Description of the task –
When you write out the entries, keep every line exactly as it appears.
** Data under study follows **
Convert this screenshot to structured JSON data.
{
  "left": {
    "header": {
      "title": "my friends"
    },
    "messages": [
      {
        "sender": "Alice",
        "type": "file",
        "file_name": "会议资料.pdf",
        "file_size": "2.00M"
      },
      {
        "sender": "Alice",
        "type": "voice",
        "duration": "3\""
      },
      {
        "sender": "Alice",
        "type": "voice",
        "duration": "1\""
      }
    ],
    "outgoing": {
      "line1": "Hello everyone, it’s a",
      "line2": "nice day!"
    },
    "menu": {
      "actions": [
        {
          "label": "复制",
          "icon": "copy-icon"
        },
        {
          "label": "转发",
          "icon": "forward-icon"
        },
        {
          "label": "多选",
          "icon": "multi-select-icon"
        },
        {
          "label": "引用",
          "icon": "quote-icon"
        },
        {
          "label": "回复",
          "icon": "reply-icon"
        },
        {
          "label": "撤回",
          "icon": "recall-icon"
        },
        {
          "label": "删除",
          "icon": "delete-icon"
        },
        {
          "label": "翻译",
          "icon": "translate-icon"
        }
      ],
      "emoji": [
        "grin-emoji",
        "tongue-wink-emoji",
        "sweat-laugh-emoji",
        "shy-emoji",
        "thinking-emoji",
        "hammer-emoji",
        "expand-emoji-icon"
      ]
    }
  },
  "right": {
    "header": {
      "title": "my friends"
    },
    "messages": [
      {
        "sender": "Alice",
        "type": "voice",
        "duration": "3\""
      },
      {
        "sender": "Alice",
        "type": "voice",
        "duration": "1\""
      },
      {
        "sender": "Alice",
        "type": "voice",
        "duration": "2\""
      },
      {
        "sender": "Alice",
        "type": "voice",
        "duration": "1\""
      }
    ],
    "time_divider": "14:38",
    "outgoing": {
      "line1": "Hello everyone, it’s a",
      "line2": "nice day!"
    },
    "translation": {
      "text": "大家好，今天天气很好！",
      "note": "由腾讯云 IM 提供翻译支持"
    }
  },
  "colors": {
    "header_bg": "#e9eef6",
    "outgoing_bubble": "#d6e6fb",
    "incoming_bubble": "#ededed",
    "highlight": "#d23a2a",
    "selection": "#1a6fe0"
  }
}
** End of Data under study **
Exercise output –
Convert this screenshot to structured JSON data.
{
  "left": {
    "header": {
      "title": "my friends"
    },
    "messages": [
      {
        "sender": "Alice",
        "type": "file",
        "file_name": "会议资料.pdf",
        "file_size": "2.00M"
      },
      {
        "sender": "Alice",
        "type": "voice",
        "duration": "3\""
      },
      {
        "sender": "Alice",
        "type": "voice",
        "duration": "1\""
      }
    ],
    "outgoing": {
      "line1": "Hello everyone, it’s a",
      "line2": "nice day!"
    },
    "menu": {
      "actions": [
        {
          "label": "复制",
          "icon": "copy-icon"
        },
        {
          "label": "转发",
          "icon": "forward-icon"
        },
        {
          "label": "多选",
          "icon": "multi-select-icon"
        },
        {
          "label": "引用",
          "icon": "quote-icon"
        },
        {
          "label": "回复",
          "icon": "reply-icon"
        },
        {
          "label": "撤回",
          "icon": "recall-icon"
        },
        {
          "label": "删除",
          "icon": "delete-icon"
        },
        {
          "label": "翻译",
          "icon": "translate-icon"
        }
      ],
      "emoji": [
        "grin-emoji",
        "tongue-wink-emoji",
        "sweat-laugh-emoji",
        "shy-emoji",
        "thinking-emoji",
        "hammer-emoji",
        "expand-emoji-icon"
      ]
    }
  },
  "right": {
    "header": {
      "title": "my friends"
    },
    "messages": [
      {
        "sender": "Alice",
        "type": "voice",
        "duration": "3\""
      },
      {
        "sender": "Alice",
        "type": "voice",
        "duration": "1\""
      },
      {
        "sender": "Alice",
        "type": "voice",
        "duration": "2\""
      },
      {
        "sender": "Alice",
        "type": "voice",
        "duration": "1\""
      }
    ],
    "time_divider": "14:38",
    "outgoing": {
      "line1": "Hello everyone, it’s a",
      "line2": "nice day!"
    },
    "translation": {
      "text": "大家好，今天天气很好！",
      "note": "由腾讯云 IM 提供翻译支持"
    }
  },
  "colors": {
    "header_bg": "#e9eef6",
    "outgoing_bubble": "#d6e6fb",
    "incoming_bubble": "#ededed",
    "highlight": "#d23a2a",
    "selection": "#1a6fe0"
  }
}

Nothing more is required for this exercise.